A new two-state study comparing coronavirus protection from prior infection versus vaccination concludes that vaccinations are still the safest way to prevent COVID-19.
The study looked at infections in New York and California last summer and fall and found that people who were vaccinated and survived a previous bout of COVID-19 had the most protection.
But unvaccinated people with past infection were in second place. By the fall, when the more contagious delta variant predominated but revaccination was not yet widespread, this group had a lower incidence than vaccinated people who were previously free of infection.
The Centers for Disease Control and Prevention, which released the study on Wednesday, noted several caveats to the study. And some outside experts were wary of the results and wary of how they might be interpreted.
“The bottom line is that you do develop some immunity from symptomatic COVID infection,” said immunologist E. John Werry of the University of Pennsylvania. “But it’s still much safer to get immunity from vaccination than from infection.”
Vaccination has long been highly recommended, even after a COVID-19 case, because both protections wear off over time — and there are too many unknowns to rely on past infection alone, especially a long-standing one, added immunologist Ali Ellebedi of the University of Washington at St. Louis.
“There are so many variables that you can’t control that you just can’t use them as a way to say, ‘Oh, I’m infected, so I’m protected,'” Ellebedi said.
The study is indeed in line with a small group of studies that have shown that unvaccinated people with a previous infection had a lower risk of being diagnosed or ill with COVID-19 than vaccinated people who had never been previously infected.
The findings of the new study make sense, says Kristin Petersen, an epidemiologist at the University of Iowa. She said a vaccine developed against an earlier form of the coronavirus is likely to become less and less effective against new, mutated versions.
However, there are a number of possible other factors, experts say, including that the effectiveness of the vaccine simply faded over time in many people, and to what extent mask-wearing and other behaviors played a role in what happened.
Another thing to consider is that the “staunchly unvaccinated” are unlikely to be tested, and only lab-confirmed cases were included in the study, Werry said.
“We may not be getting as many re-infections in the unvaccinated group,” he said.
CDC officials noted other restrictions. The study was done before the omicron variant took over and before many Americans were given booster doses that have been shown to significantly increase protection by increasing levels of virus-fighting antibodies. The analysis also did not include information on the severity of past infections or the risk of severe illness or death from COVID-19.
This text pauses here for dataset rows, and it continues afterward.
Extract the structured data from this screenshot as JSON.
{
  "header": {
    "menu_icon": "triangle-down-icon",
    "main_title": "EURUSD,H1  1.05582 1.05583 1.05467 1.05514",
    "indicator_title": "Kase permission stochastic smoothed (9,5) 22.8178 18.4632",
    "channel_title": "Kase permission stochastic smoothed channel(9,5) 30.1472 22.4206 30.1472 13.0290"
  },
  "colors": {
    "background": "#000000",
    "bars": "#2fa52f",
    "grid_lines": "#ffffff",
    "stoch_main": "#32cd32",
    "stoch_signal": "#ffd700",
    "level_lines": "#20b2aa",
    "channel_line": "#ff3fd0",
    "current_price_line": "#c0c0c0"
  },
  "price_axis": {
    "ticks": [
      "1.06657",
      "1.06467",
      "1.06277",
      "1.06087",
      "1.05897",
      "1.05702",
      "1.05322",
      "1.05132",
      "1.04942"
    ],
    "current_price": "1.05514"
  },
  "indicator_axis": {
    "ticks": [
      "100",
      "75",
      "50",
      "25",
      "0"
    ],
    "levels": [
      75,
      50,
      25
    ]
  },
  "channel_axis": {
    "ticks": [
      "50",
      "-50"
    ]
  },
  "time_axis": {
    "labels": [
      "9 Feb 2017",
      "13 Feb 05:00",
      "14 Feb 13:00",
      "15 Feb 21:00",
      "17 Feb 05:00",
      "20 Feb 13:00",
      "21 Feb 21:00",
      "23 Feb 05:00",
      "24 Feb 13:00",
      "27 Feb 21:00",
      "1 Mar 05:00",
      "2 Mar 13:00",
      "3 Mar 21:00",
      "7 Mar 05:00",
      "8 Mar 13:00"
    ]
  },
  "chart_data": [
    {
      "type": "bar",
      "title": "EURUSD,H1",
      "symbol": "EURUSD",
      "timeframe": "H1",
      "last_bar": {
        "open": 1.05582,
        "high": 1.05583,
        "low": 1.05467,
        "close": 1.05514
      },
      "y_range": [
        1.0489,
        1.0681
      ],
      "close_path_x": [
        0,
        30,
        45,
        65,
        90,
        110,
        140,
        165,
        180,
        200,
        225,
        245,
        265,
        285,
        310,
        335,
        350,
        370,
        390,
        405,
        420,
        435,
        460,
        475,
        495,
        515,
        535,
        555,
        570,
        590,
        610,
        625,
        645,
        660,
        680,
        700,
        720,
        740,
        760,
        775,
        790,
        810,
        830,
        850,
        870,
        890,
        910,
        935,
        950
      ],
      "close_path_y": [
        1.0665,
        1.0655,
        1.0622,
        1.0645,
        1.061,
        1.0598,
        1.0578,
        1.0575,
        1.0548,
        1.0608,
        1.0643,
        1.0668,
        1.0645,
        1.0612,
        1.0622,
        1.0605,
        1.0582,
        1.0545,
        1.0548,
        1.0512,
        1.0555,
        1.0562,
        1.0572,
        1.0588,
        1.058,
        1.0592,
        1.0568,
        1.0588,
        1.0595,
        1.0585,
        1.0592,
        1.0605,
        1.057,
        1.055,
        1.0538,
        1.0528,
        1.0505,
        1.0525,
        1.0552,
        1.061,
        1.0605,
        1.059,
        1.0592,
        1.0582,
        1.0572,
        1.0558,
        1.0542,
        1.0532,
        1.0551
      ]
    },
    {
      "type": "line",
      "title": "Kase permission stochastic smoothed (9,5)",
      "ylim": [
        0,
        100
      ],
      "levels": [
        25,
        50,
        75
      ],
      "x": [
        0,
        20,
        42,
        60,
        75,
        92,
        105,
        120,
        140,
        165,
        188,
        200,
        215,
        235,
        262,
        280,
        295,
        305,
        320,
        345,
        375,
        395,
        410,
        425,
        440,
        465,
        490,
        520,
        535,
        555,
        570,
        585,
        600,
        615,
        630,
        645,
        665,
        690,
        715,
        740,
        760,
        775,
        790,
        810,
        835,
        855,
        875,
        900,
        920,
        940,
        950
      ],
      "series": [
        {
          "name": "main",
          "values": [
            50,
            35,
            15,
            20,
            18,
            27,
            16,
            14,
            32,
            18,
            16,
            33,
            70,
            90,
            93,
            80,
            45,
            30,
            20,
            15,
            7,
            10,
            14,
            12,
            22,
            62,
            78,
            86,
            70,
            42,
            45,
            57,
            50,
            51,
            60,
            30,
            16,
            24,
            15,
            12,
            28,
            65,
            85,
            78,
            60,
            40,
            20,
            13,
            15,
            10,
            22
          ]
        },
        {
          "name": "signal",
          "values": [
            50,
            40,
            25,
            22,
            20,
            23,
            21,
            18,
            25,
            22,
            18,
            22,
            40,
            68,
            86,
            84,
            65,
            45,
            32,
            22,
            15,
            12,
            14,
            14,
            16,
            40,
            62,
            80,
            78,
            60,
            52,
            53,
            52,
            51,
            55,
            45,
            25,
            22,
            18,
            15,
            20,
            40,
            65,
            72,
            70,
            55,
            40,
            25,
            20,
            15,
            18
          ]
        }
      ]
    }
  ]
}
“The safest strategy”
The authors of the study concluded that vaccination “remains the safest strategy” to prevent infections, and “all eligible individuals should be aware of COVID-19 vaccination.”
The researchers looked at infections in California and New York, which together account for about 18% of the US population. They also looked at California’s COVID-19 hospitalizations.
Overall, about 70% of adults in each state were vaccinated; another 5% were vaccinated and had the infection. Just under 20% were not vaccinated; and approximately 5% had not been vaccinated but had had an infection in the past.
The researchers studied cases of COVID-19 from late May last year to mid-November and calculated how often each group had new infections. As time went on, protection with the vaccine alone looked less and less impressive.
By early October, compared with unvaccinated people who had not previously had an infection, incidence rates were:
– Six times lower in California and 4.5 times lower in New York among those who were vaccinated but were not previously infected.
– 29 times lower in California and 15 times lower in New York among those who were infected but never vaccinated.
– 32.5 times lower in California and 20 times lower in New York among those who were infected and vaccinated.
But the researchers found that the difference in performance between these last two groups was not statistically significant.
Hospitalization data, from California alone, followed a similar pattern.